On the business side, the biggest opportunity for a company like Trivago is to offer more services that help our business partners to reduce costs from their existing offering, improve their offering, and realize economies of scale while keeping their strategic focus. To do that, we’ve started to invest more in reevaluating our understanding of the global hotel and accommodations market, particularly the process of availabilities.
We’ve spotted a trend that I think will stay—learning to really like your surroundings and do shorter trips that are closer to home. In response, we’ve launched a product that addresses the need for inspiration for local travel.
During the pandemic, we soft launched one offering that gives our partners access to our core connectivity—our metasearch at scale—which constantly assesses the specific hotel-related needs of both travelers and hoteliers, providing data that’s fresh and in depth. This offering is particularly attractive to our smaller partners that would otherwise not have access to this level of information at scale. In times of uncertainty, partner collaborations are becoming increasingly valuable to leverage.
McKinsey: How are you managing the organizational challenges around employee burnout and attrition?
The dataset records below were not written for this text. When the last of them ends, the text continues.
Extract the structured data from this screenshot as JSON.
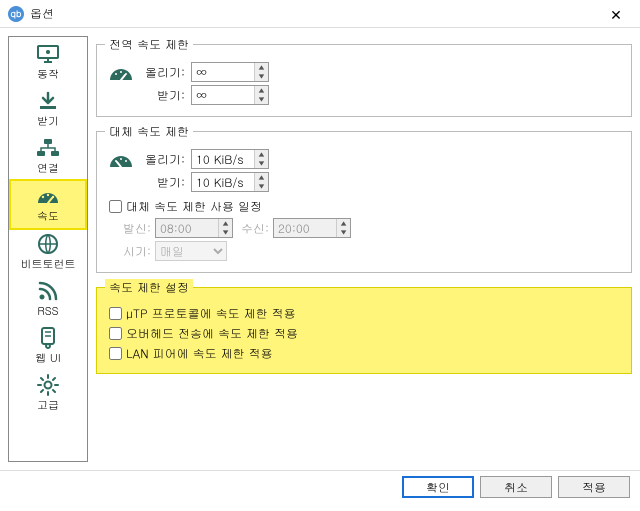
{
  "window": {
    "title": "옵션"
  },
  "sidebar": {
    "items": [
      {
        "label": "동작"
      },
      {
        "label": "받기"
      },
      {
        "label": "연결"
      },
      {
        "label": "속도"
      },
      {
        "label": "비트토런트"
      },
      {
        "label": "RSS"
      },
      {
        "label": "웹 UI"
      },
      {
        "label": "고급"
      }
    ]
  },
  "global": {
    "legend": "전역 속도 제한",
    "up_label": "올리기:",
    "down_label": "받기:",
    "up_value": "∞",
    "down_value": "∞"
  },
  "alt": {
    "legend": "대체 속도 제한",
    "up_label": "올리기:",
    "down_label": "받기:",
    "up_value": "10 KiB/s",
    "down_value": "10 KiB/s",
    "schedule_label": "대체 속도 제한 사용 일정",
    "from_label": "발신:",
    "from_value": "08:00",
    "to_label": "수신:",
    "to_value": "20:00",
    "when_label": "시기:",
    "when_value": "매일"
  },
  "settings": {
    "legend": "속도 제한 설정",
    "utp": "µTP 프로토콜에 속도 제한 적용",
    "overhead": "오버헤드 전송에 속도 제한 적용",
    "lan": "LAN 피어에 속도 제한 적용"
  },
  "buttons": {
    "ok": "확인",
    "cancel": "취소",
    "apply": "적용"
  }
}
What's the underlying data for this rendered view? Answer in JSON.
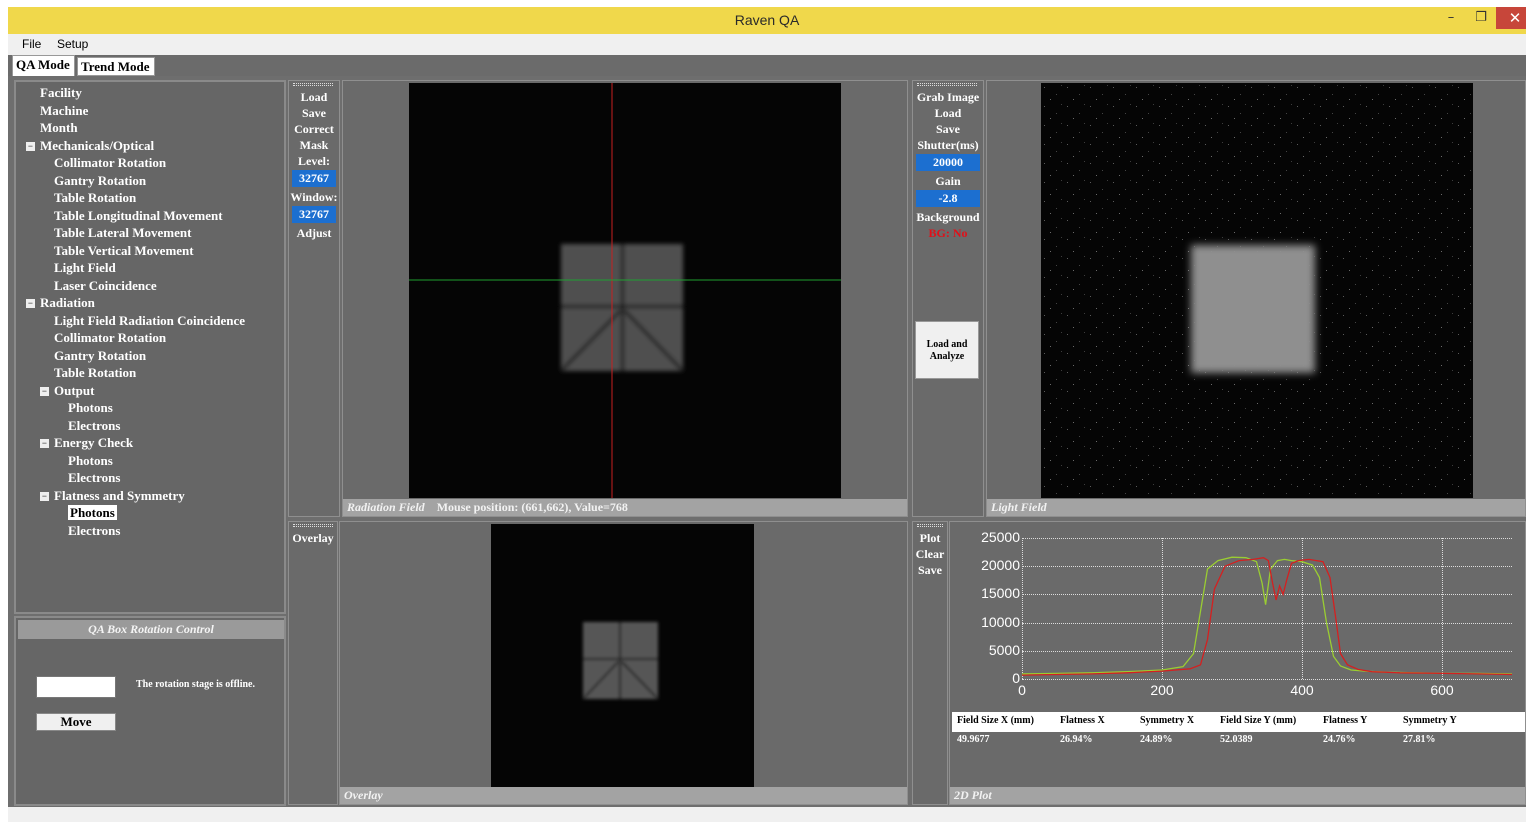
{
  "window": {
    "title": "Raven QA",
    "minimize": "–",
    "maximize": "❐",
    "close": "✕"
  },
  "menu": {
    "file": "File",
    "setup": "Setup"
  },
  "tabs": [
    {
      "label": "QA Mode",
      "active": true
    },
    {
      "label": "Trend Mode",
      "active": false
    }
  ],
  "tree": {
    "items": [
      {
        "label": "Facility"
      },
      {
        "label": "Machine"
      },
      {
        "label": "Month"
      },
      {
        "label": "Mechanicals/Optical",
        "expander": "−"
      },
      {
        "label": "Collimator Rotation"
      },
      {
        "label": "Gantry Rotation"
      },
      {
        "label": "Table Rotation"
      },
      {
        "label": "Table Longitudinal Movement"
      },
      {
        "label": "Table Lateral Movement"
      },
      {
        "label": "Table Vertical Movement"
      },
      {
        "label": "Light Field"
      },
      {
        "label": "Laser Coincidence"
      },
      {
        "label": "Radiation",
        "expander": "−"
      },
      {
        "label": "Light Field Radiation Coincidence"
      },
      {
        "label": "Collimator Rotation"
      },
      {
        "label": "Gantry Rotation"
      },
      {
        "label": "Table Rotation"
      },
      {
        "label": "Output",
        "expander": "−"
      },
      {
        "label": "Photons"
      },
      {
        "label": "Electrons"
      },
      {
        "label": "Energy Check",
        "expander": "−"
      },
      {
        "label": "Photons"
      },
      {
        "label": "Electrons"
      },
      {
        "label": "Flatness and Symmetry",
        "expander": "−"
      },
      {
        "label": "Photons",
        "selected": true
      },
      {
        "label": "Electrons"
      }
    ]
  },
  "qa_box": {
    "header": "QA Box Rotation Control",
    "angle_value": "",
    "status": "The rotation stage is offline.",
    "move_label": "Move"
  },
  "radiation_toolbar": {
    "load": "Load",
    "save": "Save",
    "correct": "Correct",
    "mask": "Mask",
    "level_label": "Level:",
    "level_value": "32767",
    "window_label": "Window:",
    "window_value": "32767",
    "adjust": "Adjust"
  },
  "radiation_view": {
    "caption": "Radiation Field",
    "mouse": "Mouse position: (661,662), Value=768"
  },
  "light_toolbar": {
    "grab": "Grab Image",
    "load": "Load",
    "save": "Save",
    "shutter_label": "Shutter(ms)",
    "shutter_value": "20000",
    "gain_label": "Gain",
    "gain_value": "-2.8",
    "background_label": "Background",
    "bg_status": "BG: No",
    "analyze": "Load and Analyze"
  },
  "light_view": {
    "caption": "Light Field"
  },
  "overlay_toolbar": {
    "overlay": "Overlay"
  },
  "overlay_view": {
    "caption": "Overlay"
  },
  "plot_toolbar": {
    "plot": "Plot",
    "clear": "Clear",
    "save": "Save"
  },
  "plot_view": {
    "caption": "2D Plot"
  },
  "chart_data": {
    "type": "line",
    "xlim": [
      0,
      700
    ],
    "ylim": [
      0,
      25000
    ],
    "xticks": [
      0,
      200,
      400,
      600
    ],
    "yticks": [
      0,
      5000,
      10000,
      15000,
      20000,
      25000
    ],
    "grid": true,
    "series": [
      {
        "color": "#9acd32",
        "x": [
          0,
          50,
          100,
          150,
          200,
          230,
          245,
          255,
          265,
          280,
          300,
          320,
          335,
          343,
          348,
          355,
          365,
          375,
          385,
          400,
          415,
          425,
          435,
          445,
          455,
          470,
          490,
          520,
          560,
          600,
          650,
          700
        ],
        "y": [
          900,
          1000,
          1100,
          1300,
          1600,
          2200,
          4500,
          12000,
          19500,
          21000,
          21600,
          21500,
          20800,
          17000,
          13200,
          19500,
          21000,
          21200,
          21000,
          20800,
          20200,
          18000,
          10000,
          4000,
          2300,
          1600,
          1400,
          1200,
          1100,
          1000,
          1000,
          900
        ]
      },
      {
        "color": "#d42020",
        "x": [
          0,
          50,
          100,
          150,
          200,
          240,
          255,
          265,
          275,
          290,
          310,
          330,
          345,
          352,
          358,
          363,
          368,
          373,
          378,
          385,
          395,
          410,
          430,
          440,
          448,
          455,
          465,
          480,
          500,
          540,
          600,
          650,
          700
        ],
        "y": [
          700,
          800,
          900,
          1100,
          1400,
          1800,
          2500,
          7000,
          16000,
          20000,
          21000,
          21200,
          21500,
          21000,
          17000,
          14000,
          16500,
          15000,
          17500,
          20500,
          21000,
          21200,
          20800,
          18000,
          11000,
          4500,
          2500,
          1700,
          1300,
          1100,
          1000,
          900,
          800
        ]
      }
    ]
  },
  "results": {
    "headers": [
      "Field Size X (mm)",
      "Flatness X",
      "Symmetry X",
      "Field Size Y (mm)",
      "Flatness Y",
      "Symmetry Y"
    ],
    "values": [
      "49.9677",
      "26.94%",
      "24.89%",
      "52.0389",
      "24.76%",
      "27.81%"
    ]
  }
}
Axel Hefer: At the start of the pandemic, it felt like the world was falling apart, and there was a lot of panic, which unsurprisingly led to paralysis, especially if you are losing 90 percent of a given market within one week and then, the week after, another 90 percent. And like many other companies, we moved to a completely different working environment almost overnight, with a fully remote setup. Many colleagues struggled with all the change and the pressure of working from home in full isolation and full lockdown. These circumstances pushed us to introduce our “trivacation” concept: we instituted a mandatory vacation, on top of the normal vacation days, to make sure that everybody’s getting some rest in a coordinated way.
To counter the fear and paralysis, we also adopted an extremely transparent communication program. Every week, anybody could ask any question. We’d say, “This is our view of what we think is currently going on. We could be wrong. We could be right.” Over the past year, continuing this type of communication has helped us weather other tough times. Being very transparent about our view of the situation and the reasoning behind our decisions has helped to build trust and unite everyone to get behind a common view on how we could prepare for a return of travel.
Like many tech companies, we’ve still seen an increase in attrition while everybody was working from home and an overall increased liquidity in the labor market. But we’ve now started our hybrid work style, with colleagues coming back to the office a few days a week, and that is very exciting to see.
Going forward, we plan to be very open with staff about our challenges and to share the trade-offs. It can sometimes be very difficult for others to understand the direction you are taking if you are not giving enough background. The more you communicate your assumptions and trade-offs and the eventual decision, the easier it is to get everybody behind it.
Comments and opinions expressed by interviewees are their own and do not represent or reflect the opinions, policies, or positions of McKinsey & Company or have its endorsement.